- Acknowledge your emotions. Denial, anger and frustration are normal when dealing with an illness. Things don't seem normal or fair and likely seem out of your control. Feelings of fear and isolation are common, so stay close to your family and friends. Try to maintain your daily routine as best you can and don't neglect doing things you enjoy. Many people find support groups helpful.
Preparing for your appointment
You're likely to first see your family doctor, who might refer you to a doctor who specializes in the treatment of arthritis and other diseases of the joints, muscles and bones (rheumatologist) or to a doctor who specializes in disorders of the nervous system (neurologist).
What you can do
Make a list that includes:
- Detailed descriptions of your symptoms and when they began
- Information about medical problems you've had, and those of your parents or siblings
- All the medications and dietary supplements you take and their doses
- Questions to ask the doctor
Take a family member or friend along, if possible, to help you remember the information you're given.
For dermatomyositis, questions to ask your doctor include:
- What is likely causing my symptoms?
- What are other possible causes?
- Are my symptoms likely to change over time?
- What tests might I need? Are special preparations required?
- Are treatments available for my condition? What treatments do you recommend?
- I have other medical conditions. How can I best manage them together?
- Do you have brochures or other printed material I can have? What websites do you recommend?
Don't hesitate to ask other questions.
What to expect from your doctor
Your doctor will likely ask you questions, such as:
- Did your condition develop gradually or come on suddenly?
- Are you easily fatigued during waking hours?
- Does your condition limit your activities?
- Has anyone in your family been diagnosed with a condition that affects the muscles?

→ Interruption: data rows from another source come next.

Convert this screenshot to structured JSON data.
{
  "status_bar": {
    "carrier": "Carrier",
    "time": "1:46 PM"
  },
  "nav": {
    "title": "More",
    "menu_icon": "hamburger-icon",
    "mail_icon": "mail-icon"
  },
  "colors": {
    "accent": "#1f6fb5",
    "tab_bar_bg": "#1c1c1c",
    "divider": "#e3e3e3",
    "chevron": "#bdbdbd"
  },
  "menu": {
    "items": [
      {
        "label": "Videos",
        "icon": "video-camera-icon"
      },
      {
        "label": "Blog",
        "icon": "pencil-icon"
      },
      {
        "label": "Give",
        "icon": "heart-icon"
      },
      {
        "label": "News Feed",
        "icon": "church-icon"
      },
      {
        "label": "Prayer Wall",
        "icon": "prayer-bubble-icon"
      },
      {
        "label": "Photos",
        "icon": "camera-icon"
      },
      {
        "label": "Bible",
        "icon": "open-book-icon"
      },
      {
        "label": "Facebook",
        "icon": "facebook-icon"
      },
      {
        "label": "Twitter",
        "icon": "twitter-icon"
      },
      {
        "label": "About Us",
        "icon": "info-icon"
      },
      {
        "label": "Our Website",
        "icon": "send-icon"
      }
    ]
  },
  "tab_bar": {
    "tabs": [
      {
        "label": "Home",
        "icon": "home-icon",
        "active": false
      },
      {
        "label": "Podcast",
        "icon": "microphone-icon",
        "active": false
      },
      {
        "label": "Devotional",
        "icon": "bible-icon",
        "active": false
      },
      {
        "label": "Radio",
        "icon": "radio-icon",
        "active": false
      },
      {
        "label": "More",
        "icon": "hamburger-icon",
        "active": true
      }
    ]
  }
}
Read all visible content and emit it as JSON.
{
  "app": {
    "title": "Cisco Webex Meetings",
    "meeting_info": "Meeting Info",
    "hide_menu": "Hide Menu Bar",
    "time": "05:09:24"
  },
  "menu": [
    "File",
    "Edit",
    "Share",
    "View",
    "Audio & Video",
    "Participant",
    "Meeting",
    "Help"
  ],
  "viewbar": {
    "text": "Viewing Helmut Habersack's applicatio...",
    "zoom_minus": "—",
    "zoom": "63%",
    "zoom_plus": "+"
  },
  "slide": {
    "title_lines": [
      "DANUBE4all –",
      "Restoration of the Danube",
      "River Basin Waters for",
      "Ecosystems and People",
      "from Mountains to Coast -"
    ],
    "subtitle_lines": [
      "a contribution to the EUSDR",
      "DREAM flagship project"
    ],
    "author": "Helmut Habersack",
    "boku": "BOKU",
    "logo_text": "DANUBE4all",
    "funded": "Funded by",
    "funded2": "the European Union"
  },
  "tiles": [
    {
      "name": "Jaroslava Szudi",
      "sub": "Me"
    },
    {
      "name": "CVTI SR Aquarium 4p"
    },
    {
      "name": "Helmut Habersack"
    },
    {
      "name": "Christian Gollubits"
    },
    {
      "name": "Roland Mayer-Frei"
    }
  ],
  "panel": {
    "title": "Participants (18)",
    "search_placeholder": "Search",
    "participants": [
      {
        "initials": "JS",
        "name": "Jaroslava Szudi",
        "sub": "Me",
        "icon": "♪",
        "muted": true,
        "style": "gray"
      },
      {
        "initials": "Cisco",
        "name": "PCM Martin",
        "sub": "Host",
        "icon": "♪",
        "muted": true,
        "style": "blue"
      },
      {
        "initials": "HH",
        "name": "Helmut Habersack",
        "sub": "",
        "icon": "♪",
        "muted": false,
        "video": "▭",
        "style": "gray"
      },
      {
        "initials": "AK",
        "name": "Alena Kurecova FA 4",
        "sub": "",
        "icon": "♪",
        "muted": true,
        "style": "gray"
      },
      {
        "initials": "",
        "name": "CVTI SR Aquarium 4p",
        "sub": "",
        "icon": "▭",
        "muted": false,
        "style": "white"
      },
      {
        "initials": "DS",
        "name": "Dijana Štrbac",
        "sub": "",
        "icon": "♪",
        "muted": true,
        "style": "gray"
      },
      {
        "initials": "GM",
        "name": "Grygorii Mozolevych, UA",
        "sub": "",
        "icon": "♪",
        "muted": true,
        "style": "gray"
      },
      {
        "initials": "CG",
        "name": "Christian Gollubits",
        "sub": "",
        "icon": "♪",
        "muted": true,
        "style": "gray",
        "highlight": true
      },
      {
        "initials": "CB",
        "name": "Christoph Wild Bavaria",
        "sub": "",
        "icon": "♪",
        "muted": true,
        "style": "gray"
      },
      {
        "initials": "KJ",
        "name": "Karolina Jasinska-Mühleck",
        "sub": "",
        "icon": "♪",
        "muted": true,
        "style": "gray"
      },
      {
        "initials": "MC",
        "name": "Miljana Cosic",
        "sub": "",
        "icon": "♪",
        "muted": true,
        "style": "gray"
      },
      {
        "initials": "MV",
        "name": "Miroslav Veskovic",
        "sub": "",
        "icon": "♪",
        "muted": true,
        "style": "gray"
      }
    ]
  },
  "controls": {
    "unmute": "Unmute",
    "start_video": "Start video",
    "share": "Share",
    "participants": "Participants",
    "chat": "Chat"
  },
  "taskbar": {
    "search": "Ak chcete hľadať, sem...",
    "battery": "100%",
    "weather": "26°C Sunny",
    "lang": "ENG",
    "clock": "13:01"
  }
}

- What, if anything, seems to improve your symptoms?
- What, if anything, appears to worsen your symptoms?
Aug. 01, 2017